  • overt discrimination
  • disparate treatment
  • disparate, or adverse, impact.

An example of lending "overt discrimination occurs when a lender openly discriminates based on a prohibited factor. Disparate treatment occurs when lenders treat applicants differently based on a prohibited factor. Adverse impact occurs when a business practice is applied uniformly, but has a disparate" (Fortowsky E., LaCour-Littl, M., & Mortgage W. F. H., 2001, s.6)

Modern discrimination

"In some countries overt discrimination is still prevalent and extent of overt discrimination varies form condition to condition. In countires offering greater legal protection, overt discrimination may be reduced, but it gives way to more subtle forms discrimination, which can be at leat as damaging as overt discrimination."(Colella A., King E., (2018), s.123)

Legal aspect

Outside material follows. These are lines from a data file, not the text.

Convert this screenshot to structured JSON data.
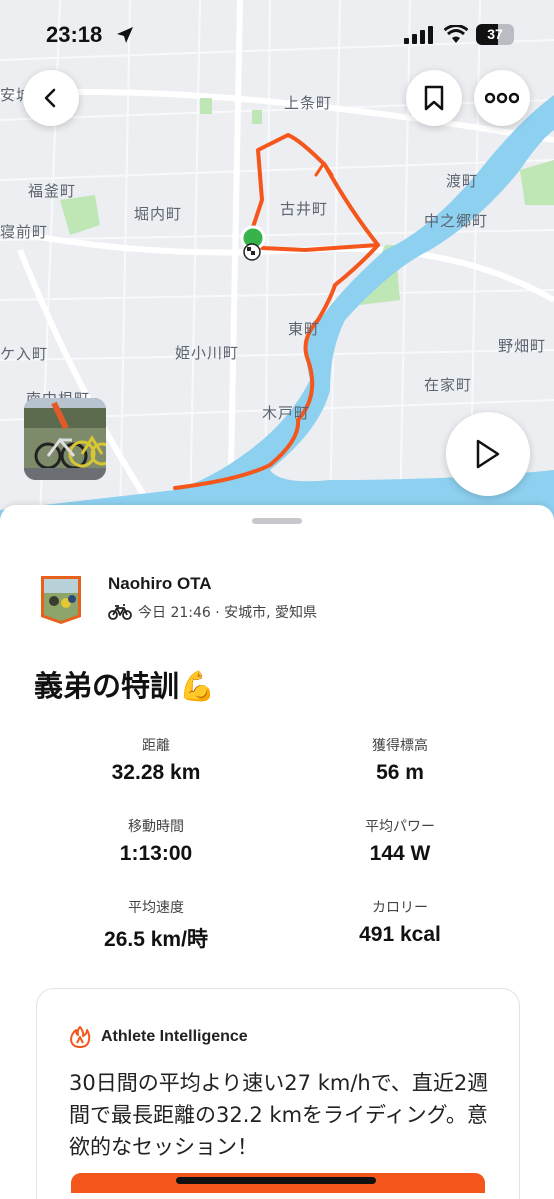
{
  "status_bar": {
    "time": "23:18",
    "battery": "37"
  },
  "map": {
    "labels": [
      "安城",
      "上条町",
      "福釜町",
      "堀内町",
      "古井町",
      "渡町",
      "中之郷町",
      "寝前町",
      "ケ入町",
      "姫小川町",
      "東町",
      "野畑町",
      "在家町",
      "南中根町",
      "木戸町"
    ],
    "route_color": "#f4561b"
  },
  "buttons": {
    "back": "back",
    "bookmark": "bookmark",
    "more": "more",
    "play": "play"
  },
  "athlete": {
    "name": "Naohiro OTA",
    "meta": "今日 21:46 · 安城市, 愛知県"
  },
  "activity": {
    "title": "義弟の特訓💪"
  },
  "stats": [
    {
      "label": "距離",
      "value": "32.28 km"
    },
    {
      "label": "獲得標高",
      "value": "56 m"
    },
    {
      "label": "移動時間",
      "value": "1:13:00"
    },
    {
      "label": "平均パワー",
      "value": "144 W"
    },
    {
      "label": "平均速度",
      "value": "26.5 km/時"
    },
    {
      "label": "カロリー",
      "value": "491 kcal"
    }
  ],
  "athlete_intelligence": {
    "heading": "Athlete Intelligence",
    "body": "30日間の平均より速い27 km/hで、直近2週間で最長距離の32.2 kmをライディング。意欲的なセッション！"
  },
  "colors": {
    "accent": "#f4561b",
    "river": "#8dd0f0",
    "park": "#bfe6b5"
  }
}
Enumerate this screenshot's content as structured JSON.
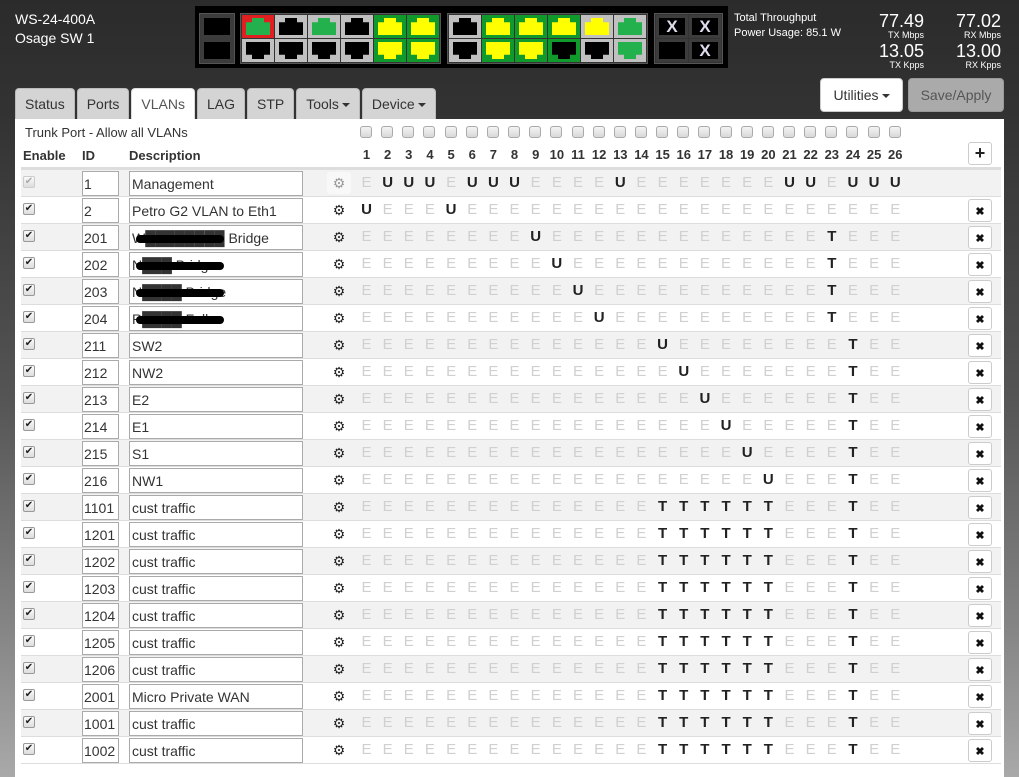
{
  "device": {
    "model": "WS-24-400A",
    "name": "Osage SW 1"
  },
  "port_panel": {
    "sfp_left": [
      {
        "id": "sfp-left-top",
        "bg": "sfp",
        "jack": "black"
      },
      {
        "id": "sfp-left-bottom",
        "bg": "sfp",
        "jack": "black"
      }
    ],
    "group1_top": [
      {
        "bg": "red",
        "jack": "green"
      },
      {
        "bg": "gray",
        "jack": "black"
      },
      {
        "bg": "gray",
        "jack": "green"
      },
      {
        "bg": "gray",
        "jack": "black"
      },
      {
        "bg": "green",
        "jack": "yellow"
      },
      {
        "bg": "green",
        "jack": "yellow"
      }
    ],
    "group1_bottom": [
      {
        "bg": "gray",
        "jack": "black"
      },
      {
        "bg": "gray",
        "jack": "black"
      },
      {
        "bg": "gray",
        "jack": "black"
      },
      {
        "bg": "gray",
        "jack": "black"
      },
      {
        "bg": "green",
        "jack": "yellow"
      },
      {
        "bg": "green",
        "jack": "yellow"
      }
    ],
    "group2_top": [
      {
        "bg": "gray",
        "jack": "black"
      },
      {
        "bg": "green",
        "jack": "yellow"
      },
      {
        "bg": "green",
        "jack": "yellow"
      },
      {
        "bg": "green",
        "jack": "yellow"
      },
      {
        "bg": "gray",
        "jack": "yellow"
      },
      {
        "bg": "gray",
        "jack": "green"
      }
    ],
    "group2_bottom": [
      {
        "bg": "gray",
        "jack": "black"
      },
      {
        "bg": "green",
        "jack": "yellow"
      },
      {
        "bg": "green",
        "jack": "yellow"
      },
      {
        "bg": "green",
        "jack": "black"
      },
      {
        "bg": "gray",
        "jack": "black"
      },
      {
        "bg": "gray",
        "jack": "green"
      }
    ],
    "sfp_right": [
      {
        "bg": "sfp",
        "jack": "black",
        "mark": "X"
      },
      {
        "bg": "sfp",
        "jack": "black",
        "mark": "X"
      },
      {
        "bg": "sfp",
        "jack": "black",
        "mark": ""
      },
      {
        "bg": "sfp",
        "jack": "black",
        "mark": "X"
      }
    ],
    "colors": {
      "link_green": "#22b14c",
      "poe_yellow": "#ffff00",
      "active_bg": "#0f9a2b",
      "alert_red": "#e02020"
    }
  },
  "stats": {
    "throughput_label": "Total Throughput",
    "power_label": "Power Usage: 85.1 W",
    "tx_mbps": "77.49",
    "tx_mbps_unit": "TX Mbps",
    "rx_mbps": "77.02",
    "rx_mbps_unit": "RX Mbps",
    "tx_kpps": "13.05",
    "tx_kpps_unit": "TX Kpps",
    "rx_kpps": "13.00",
    "rx_kpps_unit": "RX Kpps"
  },
  "tabs": [
    {
      "label": "Status",
      "active": false,
      "dropdown": false
    },
    {
      "label": "Ports",
      "active": false,
      "dropdown": false
    },
    {
      "label": "VLANs",
      "active": true,
      "dropdown": false
    },
    {
      "label": "LAG",
      "active": false,
      "dropdown": false
    },
    {
      "label": "STP",
      "active": false,
      "dropdown": false
    },
    {
      "label": "Tools",
      "active": false,
      "dropdown": true
    },
    {
      "label": "Device",
      "active": false,
      "dropdown": true
    }
  ],
  "toolbar": {
    "utilities_label": "Utilities",
    "save_label": "Save/Apply"
  },
  "vlan_table": {
    "trunk_label": "Trunk Port - Allow all VLANs",
    "headers": {
      "enable": "Enable",
      "id": "ID",
      "description": "Description"
    },
    "ports": [
      "1",
      "2",
      "3",
      "4",
      "5",
      "6",
      "7",
      "8",
      "9",
      "10",
      "11",
      "12",
      "13",
      "14",
      "15",
      "16",
      "17",
      "18",
      "19",
      "20",
      "21",
      "22",
      "23",
      "24",
      "25",
      "26"
    ],
    "add_icon": "plus-icon",
    "rows": [
      {
        "enabled": true,
        "locked": true,
        "id": "1",
        "description": "Management",
        "modes": "EUUUEUUUEEEEUEEEEEEEUUEUUU"
      },
      {
        "enabled": true,
        "locked": false,
        "id": "2",
        "description": "Petro G2 VLAN to Eth1",
        "modes": "UEEEUEEEEEEEEEEEEEEEEEEEEE"
      },
      {
        "enabled": true,
        "locked": false,
        "id": "201",
        "description": "W████████ Bridge",
        "modes": "EEEEEEEEUEEEEEEEEEEEEETEEE",
        "redacted": true
      },
      {
        "enabled": true,
        "locked": false,
        "id": "202",
        "description": "N███ Bridge",
        "modes": "EEEEEEEEEUEEEEEEEEEEEETEEE",
        "redacted": true
      },
      {
        "enabled": true,
        "locked": false,
        "id": "203",
        "description": "N████ Bridge",
        "modes": "EEEEEEEEEEUEEEEEEEEEEETEEE",
        "redacted": true
      },
      {
        "enabled": true,
        "locked": false,
        "id": "204",
        "description": "R████ Falls",
        "modes": "EEEEEEEEEEEUEEEEEEEEEETEEE",
        "redacted": true
      },
      {
        "enabled": true,
        "locked": false,
        "id": "211",
        "description": "SW2",
        "modes": "EEEEEEEEEEEEEEUEEEEEEEETEE"
      },
      {
        "enabled": true,
        "locked": false,
        "id": "212",
        "description": "NW2",
        "modes": "EEEEEEEEEEEEEEEUEEEEEEETEE"
      },
      {
        "enabled": true,
        "locked": false,
        "id": "213",
        "description": "E2",
        "modes": "EEEEEEEEEEEEEEEEUEEEEEETEE"
      },
      {
        "enabled": true,
        "locked": false,
        "id": "214",
        "description": "E1",
        "modes": "EEEEEEEEEEEEEEEEEUEEEEETEE"
      },
      {
        "enabled": true,
        "locked": false,
        "id": "215",
        "description": "S1",
        "modes": "EEEEEEEEEEEEEEEEEEUEEEETEE"
      },
      {
        "enabled": true,
        "locked": false,
        "id": "216",
        "description": "NW1",
        "modes": "EEEEEEEEEEEEEEEEEEEUEEETEE"
      },
      {
        "enabled": true,
        "locked": false,
        "id": "1101",
        "description": "cust traffic",
        "modes": "EEEEEEEEEEEEEETTTTTTEEETEE"
      },
      {
        "enabled": true,
        "locked": false,
        "id": "1201",
        "description": "cust traffic",
        "modes": "EEEEEEEEEEEEEETTTTTTEEETEE"
      },
      {
        "enabled": true,
        "locked": false,
        "id": "1202",
        "description": "cust traffic",
        "modes": "EEEEEEEEEEEEEETTTTTTEEETEE"
      },
      {
        "enabled": true,
        "locked": false,
        "id": "1203",
        "description": "cust traffic",
        "modes": "EEEEEEEEEEEEEETTTTTTEEETEE"
      },
      {
        "enabled": true,
        "locked": false,
        "id": "1204",
        "description": "cust traffic",
        "modes": "EEEEEEEEEEEEEETTTTTTEEETEE"
      },
      {
        "enabled": true,
        "locked": false,
        "id": "1205",
        "description": "cust traffic",
        "modes": "EEEEEEEEEEEEEETTTTTTEEETEE"
      },
      {
        "enabled": true,
        "locked": false,
        "id": "1206",
        "description": "cust traffic",
        "modes": "EEEEEEEEEEEEEETTTTTTEEETEE"
      },
      {
        "enabled": true,
        "locked": false,
        "id": "2001",
        "description": "Micro Private WAN",
        "modes": "EEEEEEEEEEEEEETTTTTTEEETEE"
      },
      {
        "enabled": true,
        "locked": false,
        "id": "1001",
        "description": "cust traffic",
        "modes": "EEEEEEEEEEEEEETTTTTTEEETEE"
      },
      {
        "enabled": true,
        "locked": false,
        "id": "1002",
        "description": "cust traffic",
        "modes": "EEEEEEEEEEEEEETTTTTTEEETEE"
      }
    ]
  }
}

"Race and sex discrimination in employment, covering recruitment, pay and compensation, training and promotion, was made illegal by Title VII of the Civil Rights Act of 1964. Successful employment discrimination lawsuits may result in individual relief, such as monetary compensation for individual victims of discrimination and injunctive relief, such as changes to the employer’s human resource management policies and practices aimed at creating a workplace free of discrimination for all workers. Very few employment discrimination lawsuits, however, actually result in injunctive relief. Those that include injunctive relief most commonly are court-supervised pre-trial settlements called consent decrees."(Hegewisch, A., Deitch, C. H., & Murphy, E. F., 2011, s.2)

References

Footnotes

  1. Snyder, L. A., Carmichael, J. S., Blackwell, L. V., Cleveland, J. N., & Thornton, G. C., (2010)
  2. Bell, M. P., McLaughlin, M. E., & Sequeira, J. M.,(2002), s.66
  3. Becker G.,(1971), s.153
  4. Colella A., King E., (2018), s.123
  5. Congleton R. D., Hillman A. L., (2015), s. 133
  6. Fortowsky E., LaCour-Littl, M., & Mortgage W. F. H.,(2001), s.6

Author: Katarzyna Kraj